▶
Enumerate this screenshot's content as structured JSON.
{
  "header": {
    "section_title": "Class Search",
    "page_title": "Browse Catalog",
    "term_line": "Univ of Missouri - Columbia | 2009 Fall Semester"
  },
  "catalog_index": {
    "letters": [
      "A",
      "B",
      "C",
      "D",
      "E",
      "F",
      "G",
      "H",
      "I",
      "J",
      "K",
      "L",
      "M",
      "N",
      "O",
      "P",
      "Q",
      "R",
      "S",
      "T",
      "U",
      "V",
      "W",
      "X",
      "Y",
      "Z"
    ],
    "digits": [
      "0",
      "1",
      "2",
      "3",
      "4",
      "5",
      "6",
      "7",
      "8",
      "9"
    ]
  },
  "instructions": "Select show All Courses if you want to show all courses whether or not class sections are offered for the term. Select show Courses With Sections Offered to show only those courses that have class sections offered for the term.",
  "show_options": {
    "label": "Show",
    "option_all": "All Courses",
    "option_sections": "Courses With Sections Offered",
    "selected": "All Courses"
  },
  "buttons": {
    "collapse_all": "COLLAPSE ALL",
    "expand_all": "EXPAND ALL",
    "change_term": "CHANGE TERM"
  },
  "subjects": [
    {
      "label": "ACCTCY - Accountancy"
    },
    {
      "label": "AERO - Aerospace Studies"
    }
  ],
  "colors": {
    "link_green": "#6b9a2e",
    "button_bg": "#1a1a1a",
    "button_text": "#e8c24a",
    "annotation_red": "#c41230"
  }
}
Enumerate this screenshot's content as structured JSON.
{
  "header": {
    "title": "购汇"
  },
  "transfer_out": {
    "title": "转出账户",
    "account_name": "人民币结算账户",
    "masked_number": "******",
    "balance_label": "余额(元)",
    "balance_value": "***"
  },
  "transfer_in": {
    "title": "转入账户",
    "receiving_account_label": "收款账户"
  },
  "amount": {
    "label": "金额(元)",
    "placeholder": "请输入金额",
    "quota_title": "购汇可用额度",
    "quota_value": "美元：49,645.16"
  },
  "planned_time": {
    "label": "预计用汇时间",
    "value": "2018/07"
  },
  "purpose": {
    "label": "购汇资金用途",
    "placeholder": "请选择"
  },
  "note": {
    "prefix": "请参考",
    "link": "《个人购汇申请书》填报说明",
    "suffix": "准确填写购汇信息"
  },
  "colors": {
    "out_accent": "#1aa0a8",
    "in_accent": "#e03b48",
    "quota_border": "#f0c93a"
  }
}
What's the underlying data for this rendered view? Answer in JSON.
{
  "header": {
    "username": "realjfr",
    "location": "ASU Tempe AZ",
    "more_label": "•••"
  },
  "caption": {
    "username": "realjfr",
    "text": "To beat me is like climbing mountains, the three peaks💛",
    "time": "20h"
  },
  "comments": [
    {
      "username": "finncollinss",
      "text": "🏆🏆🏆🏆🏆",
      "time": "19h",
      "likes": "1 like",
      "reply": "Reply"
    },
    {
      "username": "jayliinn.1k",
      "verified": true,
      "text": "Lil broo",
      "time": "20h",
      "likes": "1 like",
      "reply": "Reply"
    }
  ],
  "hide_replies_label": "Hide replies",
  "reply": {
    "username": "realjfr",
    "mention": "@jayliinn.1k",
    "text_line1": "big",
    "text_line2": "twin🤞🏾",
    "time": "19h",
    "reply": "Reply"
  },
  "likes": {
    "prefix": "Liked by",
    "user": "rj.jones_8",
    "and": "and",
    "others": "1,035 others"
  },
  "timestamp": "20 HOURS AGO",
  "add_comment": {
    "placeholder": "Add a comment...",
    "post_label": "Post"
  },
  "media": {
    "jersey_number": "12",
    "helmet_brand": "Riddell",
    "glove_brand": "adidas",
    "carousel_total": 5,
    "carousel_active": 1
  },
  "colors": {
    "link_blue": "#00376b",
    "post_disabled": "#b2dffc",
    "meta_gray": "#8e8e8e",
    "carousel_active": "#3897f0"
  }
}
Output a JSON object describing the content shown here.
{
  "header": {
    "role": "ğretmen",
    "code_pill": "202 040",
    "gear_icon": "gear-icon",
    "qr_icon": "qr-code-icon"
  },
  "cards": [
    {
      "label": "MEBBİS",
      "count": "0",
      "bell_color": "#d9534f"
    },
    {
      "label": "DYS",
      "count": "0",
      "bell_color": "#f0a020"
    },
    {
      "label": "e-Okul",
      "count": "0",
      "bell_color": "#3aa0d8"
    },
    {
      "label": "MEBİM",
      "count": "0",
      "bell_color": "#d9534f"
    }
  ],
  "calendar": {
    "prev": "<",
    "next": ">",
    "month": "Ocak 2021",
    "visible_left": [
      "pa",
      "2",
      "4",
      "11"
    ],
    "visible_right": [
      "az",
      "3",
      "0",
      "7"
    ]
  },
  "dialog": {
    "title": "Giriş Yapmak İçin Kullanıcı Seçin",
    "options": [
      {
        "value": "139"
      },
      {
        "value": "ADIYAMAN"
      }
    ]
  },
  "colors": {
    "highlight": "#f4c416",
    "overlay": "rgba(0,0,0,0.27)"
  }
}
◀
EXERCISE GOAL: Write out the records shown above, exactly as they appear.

FINAL ANSWER:
Enumerate this screenshot's content as structured JSON.
{
  "header": {
    "section_title": "Class Search",
    "page_title": "Browse Catalog",
    "term_line": "Univ of Missouri - Columbia | 2009 Fall Semester"
  },
  "catalog_index": {
    "letters": [
      "A",
      "B",
      "C",
      "D",
      "E",
      "F",
      "G",
      "H",
      "I",
      "J",
      "K",
      "L",
      "M",
      "N",
      "O",
      "P",
      "Q",
      "R",
      "S",
      "T",
      "U",
      "V",
      "W",
      "X",
      "Y",
      "Z"
    ],
    "digits": [
      "0",
      "1",
      "2",
      "3",
      "4",
      "5",
      "6",
      "7",
      "8",
      "9"
    ]
  },
  "instructions": "Select show All Courses if you want to show all courses whether or not class sections are offered for the term. Select show Courses With Sections Offered to show only those courses that have class sections offered for the term.",
  "show_options": {
    "label": "Show",
    "option_all": "All Courses",
    "option_sections": "Courses With Sections Offered",
    "selected": "All Courses"
  },
  "buttons": {
    "collapse_all": "COLLAPSE ALL",
    "expand_all": "EXPAND ALL",
    "change_term": "CHANGE TERM"
  },
  "subjects": [
    {
      "label": "ACCTCY - Accountancy"
    },
    {
      "label": "AERO - Aerospace Studies"
    }
  ],
  "colors": {
    "link_green": "#6b9a2e",
    "button_bg": "#1a1a1a",
    "button_text": "#e8c24a",
    "annotation_red": "#c41230"
  }
}
Enumerate this screenshot's content as structured JSON.
{
  "header": {
    "title": "购汇"
  },
  "transfer_out": {
    "title": "转出账户",
    "account_name": "人民币结算账户",
    "masked_number": "******",
    "balance_label": "余额(元)",
    "balance_value": "***"
  },
  "transfer_in": {
    "title": "转入账户",
    "receiving_account_label": "收款账户"
  },
  "amount": {
    "label": "金额(元)",
    "placeholder": "请输入金额",
    "quota_title": "购汇可用额度",
    "quota_value": "美元：49,645.16"
  },
  "planned_time": {
    "label": "预计用汇时间",
    "value": "2018/07"
  },
  "purpose": {
    "label": "购汇资金用途",
    "placeholder": "请选择"
  },
  "note": {
    "prefix": "请参考",
    "link": "《个人购汇申请书》填报说明",
    "suffix": "准确填写购汇信息"
  },
  "colors": {
    "out_accent": "#1aa0a8",
    "in_accent": "#e03b48",
    "quota_border": "#f0c93a"
  }
}
What's the underlying data for this rendered view? Answer in JSON.
{
  "header": {
    "username": "realjfr",
    "location": "ASU Tempe AZ",
    "more_label": "•••"
  },
  "caption": {
    "username": "realjfr",
    "text": "To beat me is like climbing mountains, the three peaks💛",
    "time": "20h"
  },
  "comments": [
    {
      "username": "finncollinss",
      "text": "🏆🏆🏆🏆🏆",
      "time": "19h",
      "likes": "1 like",
      "reply": "Reply"
    },
    {
      "username": "jayliinn.1k",
      "verified": true,
      "text": "Lil broo",
      "time": "20h",
      "likes": "1 like",
      "reply": "Reply"
    }
  ],
  "hide_replies_label": "Hide replies",
  "reply": {
    "username": "realjfr",
    "mention": "@jayliinn.1k",
    "text_line1": "big",
    "text_line2": "twin🤞🏾",
    "time": "19h",
    "reply": "Reply"
  },
  "likes": {
    "prefix": "Liked by",
    "user": "rj.jones_8",
    "and": "and",
    "others": "1,035 others"
  },
  "timestamp": "20 HOURS AGO",
  "add_comment": {
    "placeholder": "Add a comment...",
    "post_label": "Post"
  },
  "media": {
    "jersey_number": "12",
    "helmet_brand": "Riddell",
    "glove_brand": "adidas",
    "carousel_total": 5,
    "carousel_active": 1
  },
  "colors": {
    "link_blue": "#00376b",
    "post_disabled": "#b2dffc",
    "meta_gray": "#8e8e8e",
    "carousel_active": "#3897f0"
  }
}
Output a JSON object describing the content shown here.
{
  "header": {
    "role": "ğretmen",
    "code_pill": "202 040",
    "gear_icon": "gear-icon",
    "qr_icon": "qr-code-icon"
  },
  "cards": [
    {
      "label": "MEBBİS",
      "count": "0",
      "bell_color": "#d9534f"
    },
    {
      "label": "DYS",
      "count": "0",
      "bell_color": "#f0a020"
    },
    {
      "label": "e-Okul",
      "count": "0",
      "bell_color": "#3aa0d8"
    },
    {
      "label": "MEBİM",
      "count": "0",
      "bell_color": "#d9534f"
    }
  ],
  "calendar": {
    "prev": "<",
    "next": ">",
    "month": "Ocak 2021",
    "visible_left": [
      "pa",
      "2",
      "4",
      "11"
    ],
    "visible_right": [
      "az",
      "3",
      "0",
      "7"
    ]
  },
  "dialog": {
    "title": "Giriş Yapmak İçin Kullanıcı Seçin",
    "options": [
      {
        "value": "139"
      },
      {
        "value": "ADIYAMAN"
      }
    ]
  },
  "colors": {
    "highlight": "#f4c416",
    "overlay": "rgba(0,0,0,0.27)"
  }
}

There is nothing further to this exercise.